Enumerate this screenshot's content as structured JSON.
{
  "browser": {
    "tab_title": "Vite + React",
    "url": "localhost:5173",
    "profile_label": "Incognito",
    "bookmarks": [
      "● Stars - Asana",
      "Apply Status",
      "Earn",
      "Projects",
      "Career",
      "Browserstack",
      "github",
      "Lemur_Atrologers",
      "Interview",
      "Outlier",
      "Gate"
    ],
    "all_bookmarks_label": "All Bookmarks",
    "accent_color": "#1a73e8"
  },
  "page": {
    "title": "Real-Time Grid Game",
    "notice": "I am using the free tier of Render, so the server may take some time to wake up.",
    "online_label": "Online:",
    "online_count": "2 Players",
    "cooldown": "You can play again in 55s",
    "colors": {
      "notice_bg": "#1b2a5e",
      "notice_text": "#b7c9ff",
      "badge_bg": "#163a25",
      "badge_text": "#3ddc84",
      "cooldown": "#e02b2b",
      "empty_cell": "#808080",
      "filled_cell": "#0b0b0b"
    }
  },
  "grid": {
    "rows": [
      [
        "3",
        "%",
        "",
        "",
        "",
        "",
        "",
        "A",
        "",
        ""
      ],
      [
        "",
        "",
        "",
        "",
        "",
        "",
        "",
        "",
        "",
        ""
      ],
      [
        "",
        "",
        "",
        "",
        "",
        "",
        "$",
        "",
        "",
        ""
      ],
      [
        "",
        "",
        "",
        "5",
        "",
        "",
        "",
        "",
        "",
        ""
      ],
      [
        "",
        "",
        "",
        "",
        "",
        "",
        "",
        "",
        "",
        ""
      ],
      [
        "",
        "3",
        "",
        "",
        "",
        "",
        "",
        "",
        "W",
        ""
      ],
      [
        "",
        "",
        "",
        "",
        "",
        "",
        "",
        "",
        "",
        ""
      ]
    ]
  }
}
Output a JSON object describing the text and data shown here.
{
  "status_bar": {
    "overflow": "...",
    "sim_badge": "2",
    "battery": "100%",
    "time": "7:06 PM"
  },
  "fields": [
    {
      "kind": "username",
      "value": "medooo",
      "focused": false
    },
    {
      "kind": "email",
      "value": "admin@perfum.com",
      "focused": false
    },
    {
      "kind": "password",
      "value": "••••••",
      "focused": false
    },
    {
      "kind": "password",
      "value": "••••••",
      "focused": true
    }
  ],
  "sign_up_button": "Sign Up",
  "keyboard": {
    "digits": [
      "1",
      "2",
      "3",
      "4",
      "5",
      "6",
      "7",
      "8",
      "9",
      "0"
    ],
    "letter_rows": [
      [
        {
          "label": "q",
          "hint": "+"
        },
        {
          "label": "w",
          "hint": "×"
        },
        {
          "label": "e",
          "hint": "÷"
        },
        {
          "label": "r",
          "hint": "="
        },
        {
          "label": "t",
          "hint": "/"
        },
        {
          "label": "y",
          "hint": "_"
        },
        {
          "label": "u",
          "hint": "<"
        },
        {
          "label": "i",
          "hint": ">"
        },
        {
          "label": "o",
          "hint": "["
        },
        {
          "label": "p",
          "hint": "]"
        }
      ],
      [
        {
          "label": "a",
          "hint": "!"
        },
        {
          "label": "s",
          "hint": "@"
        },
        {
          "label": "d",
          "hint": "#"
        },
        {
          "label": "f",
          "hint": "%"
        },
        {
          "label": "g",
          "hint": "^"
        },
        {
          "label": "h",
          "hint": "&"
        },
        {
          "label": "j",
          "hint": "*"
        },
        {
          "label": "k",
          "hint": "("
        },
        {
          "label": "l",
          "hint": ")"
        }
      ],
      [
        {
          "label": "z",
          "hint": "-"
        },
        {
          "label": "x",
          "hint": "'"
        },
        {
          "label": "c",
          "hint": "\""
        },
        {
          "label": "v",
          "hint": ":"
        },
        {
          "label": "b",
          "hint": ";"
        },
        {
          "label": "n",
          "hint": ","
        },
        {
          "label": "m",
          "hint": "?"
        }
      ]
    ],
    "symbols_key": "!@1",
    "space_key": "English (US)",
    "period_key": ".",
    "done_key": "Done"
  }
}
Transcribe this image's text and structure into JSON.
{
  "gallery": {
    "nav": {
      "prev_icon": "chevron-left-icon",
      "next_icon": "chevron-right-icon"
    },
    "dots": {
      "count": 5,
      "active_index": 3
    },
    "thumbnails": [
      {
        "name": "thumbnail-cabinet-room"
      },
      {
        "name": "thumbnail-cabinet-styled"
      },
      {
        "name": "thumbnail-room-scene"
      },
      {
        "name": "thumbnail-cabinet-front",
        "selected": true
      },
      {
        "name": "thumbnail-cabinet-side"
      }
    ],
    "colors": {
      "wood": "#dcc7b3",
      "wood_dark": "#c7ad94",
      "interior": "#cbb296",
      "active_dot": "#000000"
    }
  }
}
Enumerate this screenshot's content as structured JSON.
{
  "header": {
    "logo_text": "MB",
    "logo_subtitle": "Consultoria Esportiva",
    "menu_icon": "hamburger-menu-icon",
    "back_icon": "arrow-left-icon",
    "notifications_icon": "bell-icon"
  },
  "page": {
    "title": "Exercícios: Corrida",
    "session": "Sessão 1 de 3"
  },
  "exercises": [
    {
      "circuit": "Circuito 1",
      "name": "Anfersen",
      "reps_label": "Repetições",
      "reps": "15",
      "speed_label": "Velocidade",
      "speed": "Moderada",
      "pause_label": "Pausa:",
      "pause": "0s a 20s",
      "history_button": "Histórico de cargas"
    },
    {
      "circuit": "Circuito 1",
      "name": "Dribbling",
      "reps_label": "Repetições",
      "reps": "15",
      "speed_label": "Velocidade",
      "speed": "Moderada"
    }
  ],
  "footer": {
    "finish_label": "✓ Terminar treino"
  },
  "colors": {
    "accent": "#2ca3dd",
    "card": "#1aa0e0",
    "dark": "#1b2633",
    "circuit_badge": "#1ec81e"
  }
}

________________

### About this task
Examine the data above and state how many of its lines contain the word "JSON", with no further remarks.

### Answer to this task
4